The elevator door opens with a pleasant chime and an almost imperceptible hiss, partially because of how soft the noise actually is and partially because of the loud insistent hum that filled the air of the villa.
“What the Hell is that?” Googe asks. Erb and I look at him, at each other, shrug. Papa Chub is doing his best to ignore the noise and focus his attention on the girls instead, but the infrequent glances away from the girls, glances where his expression changes from humor and good-natured flirting to outright irritation, betray his true feelings.
Just as we step out of the elevator, the girls looking a bit nervous, a shout of pain splits the air. “Goddamn! Son of a bitch!”

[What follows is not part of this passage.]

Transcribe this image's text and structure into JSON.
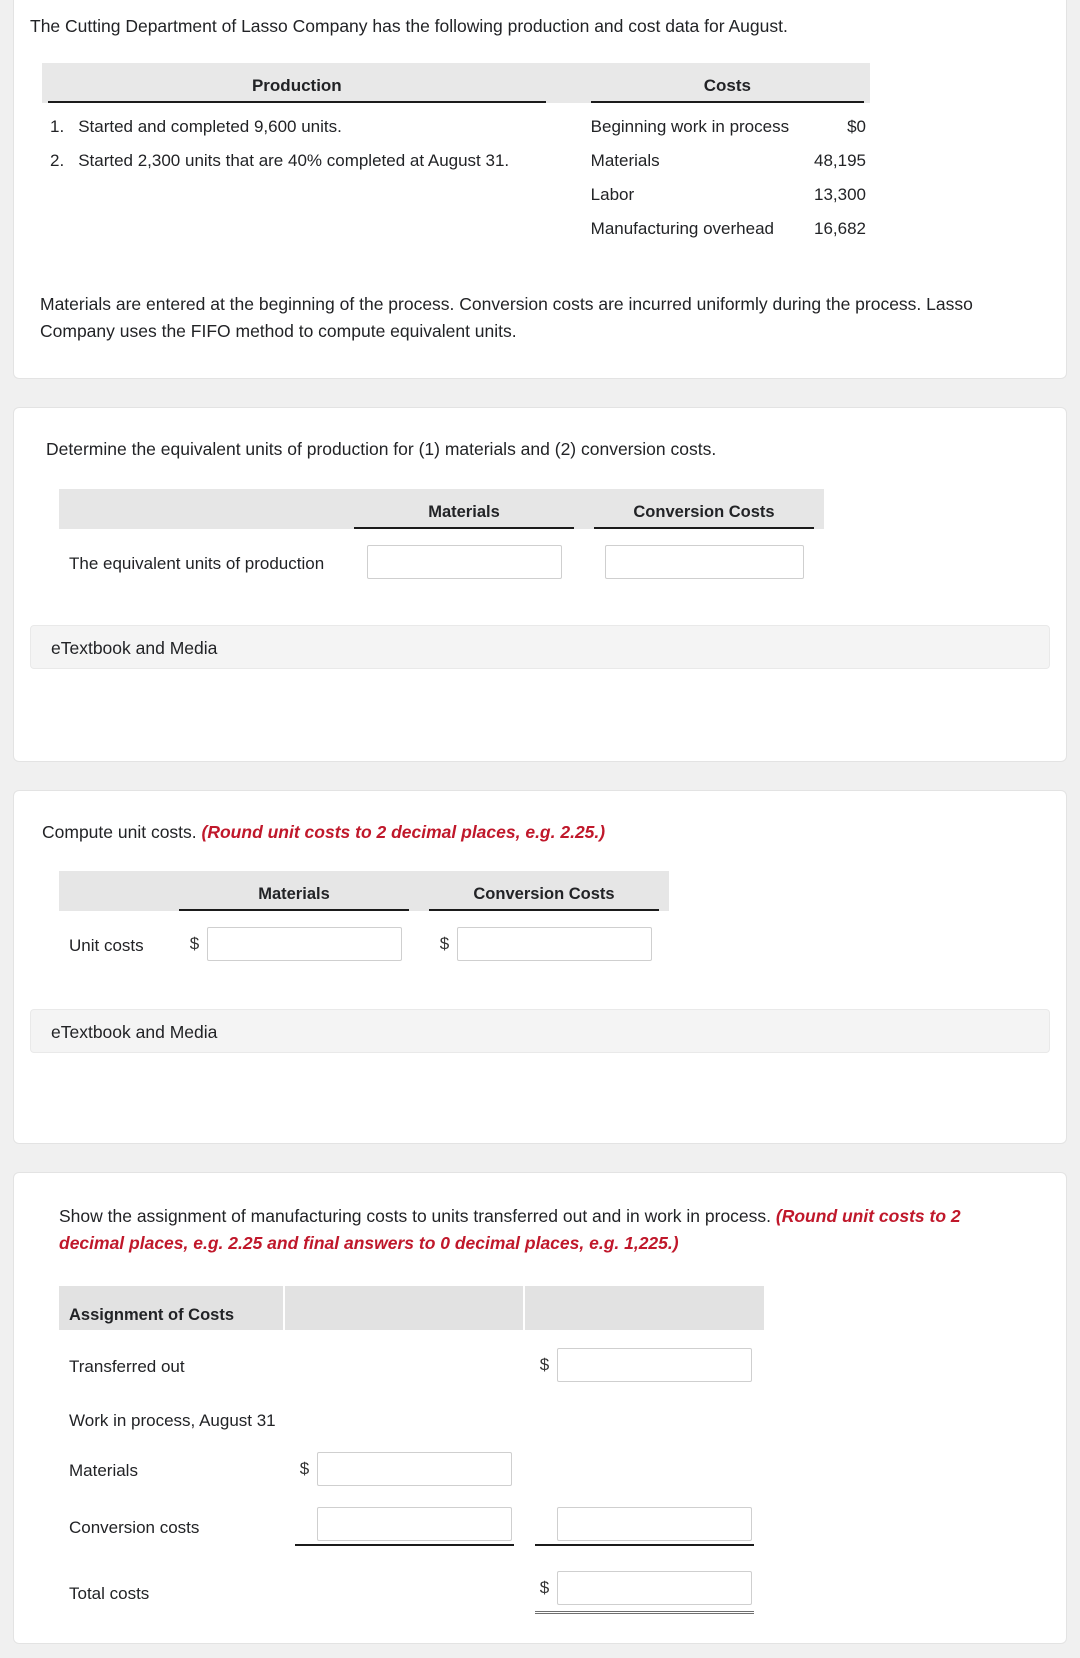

“Monk?” I say, instantly moving forward, pushing aside the girls and the boys alike. I’m out of the elevator and through the miniature lobby or foyer or whatever the hell the brochure would call it and moving towards the living room. “Monk!” The buzzing is louder, more insistent, like the humming of angry insects. Maybe it’s my imagination or adrenaline, but the villa smells of blood and electricity, of pain and suffering. My heart is racing in my chest. The inanity of the woman in the bikini, the girls in the elevator, the boys in the lobby, the drugs, the money, almost everything (but not the woman in white, no, never her) is forgotten for a moment. My hands tighten into fists, into iron balls at the ends of my arm, into ill-conceived weapons, and a weapon exists to be used. I don’t know what unspeakable horror has befallen my friend, but I’m ready to leap on it with a manic and hateful glee. As anxious as I am in this moment, I’m relieved. I have purpose. Somewhere in the villa is an enemy I can understand, a fiend that I can vent all of my frustration and tension and uncertainty and neuroses on.

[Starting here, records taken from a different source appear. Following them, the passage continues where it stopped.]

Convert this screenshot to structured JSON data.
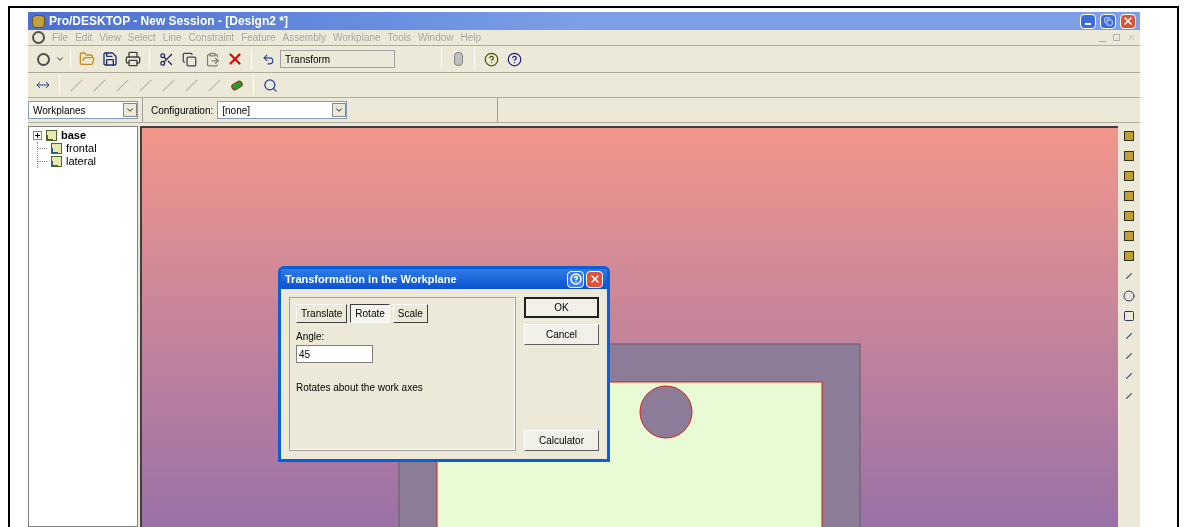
{
  "window": {
    "title": "Pro/DESKTOP - New Session - [Design2 *]"
  },
  "menu": [
    {
      "label": "File"
    },
    {
      "label": "Edit"
    },
    {
      "label": "View"
    },
    {
      "label": "Select"
    },
    {
      "label": "Line"
    },
    {
      "label": "Constraint"
    },
    {
      "label": "Feature"
    },
    {
      "label": "Assembly"
    },
    {
      "label": "Workplane"
    },
    {
      "label": "Tools"
    },
    {
      "label": "Window"
    },
    {
      "label": "Help"
    }
  ],
  "toolbar": {
    "undo_label": "Transform"
  },
  "selectors": {
    "browser": "Workplanes",
    "configuration_label": "Configuration:",
    "configuration": "[none]"
  },
  "tree": [
    {
      "label": "base",
      "expanded": false,
      "bold": true,
      "children": [
        {
          "label": "frontal",
          "bold": false
        },
        {
          "label": "lateral",
          "bold": false
        }
      ]
    }
  ],
  "dialog": {
    "title": "Transformation in the Workplane",
    "tabs": [
      {
        "label": "Translate",
        "selected": false
      },
      {
        "label": "Rotate",
        "selected": true
      },
      {
        "label": "Scale",
        "selected": false
      }
    ],
    "field_label": "Angle:",
    "field_value": "45",
    "description": "Rotates about the work axes",
    "buttons": [
      {
        "label": "OK",
        "default": true
      },
      {
        "label": "Cancel",
        "default": false
      },
      {
        "label": "Calculator",
        "default": false
      }
    ]
  }
}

“Oh, are you guys back?” Monk shouts, and his voice is so calm and collected and mundane, that I find myself literally skidding to a halt on the tastefully appointed marble floor of the villa. He’s sitting half-naked at the kitchen table accompanied by a man I’ve never seen before, perhaps ten years older than us with pale skin and long dark hair combed back and black dress pants and a white shirt, the sleeves rolled up and revealing arms covered in tattoos. There’s something in his hands that’s buzzing like a wasp, and he’s drawing it across the left side of Monk’s chest, his collarbone. Dark ink and inflamed skin stretching from Monk’s shoulder down to his elbow mark the path the man’s machine has already taken.
Monk’s eyes brighten when he sees me. He grins, looking genuinely joyful at the prospect of being reunited with his friends. I hear footsteps echoing off the floor behind me, the gasps from my friends, the comparative silence from the girls, and upon seeing us all assembled before him, Monk shouts over the din of the machine, “Guys! I’m getting that tattoo I always wanted!”
Silence greets his proclamation, but if this bothers Monk, he doesn’t show it in the slightest. Seconds stretch on into eternity until finally Papa Chub, who has known Monk longer than any of us and is therefore the most qualified to say what we’re all thinking, speaks.
“Dude,” he says, and his voice is flat and neutral, a tone reserved for commenting on the awe-inspiring: a beautiful sunset, the birth of a child, the tragic death of a loved one, a childhood home burning to the ground. “Dude. Monk. Your wife is going to fucking kill you.”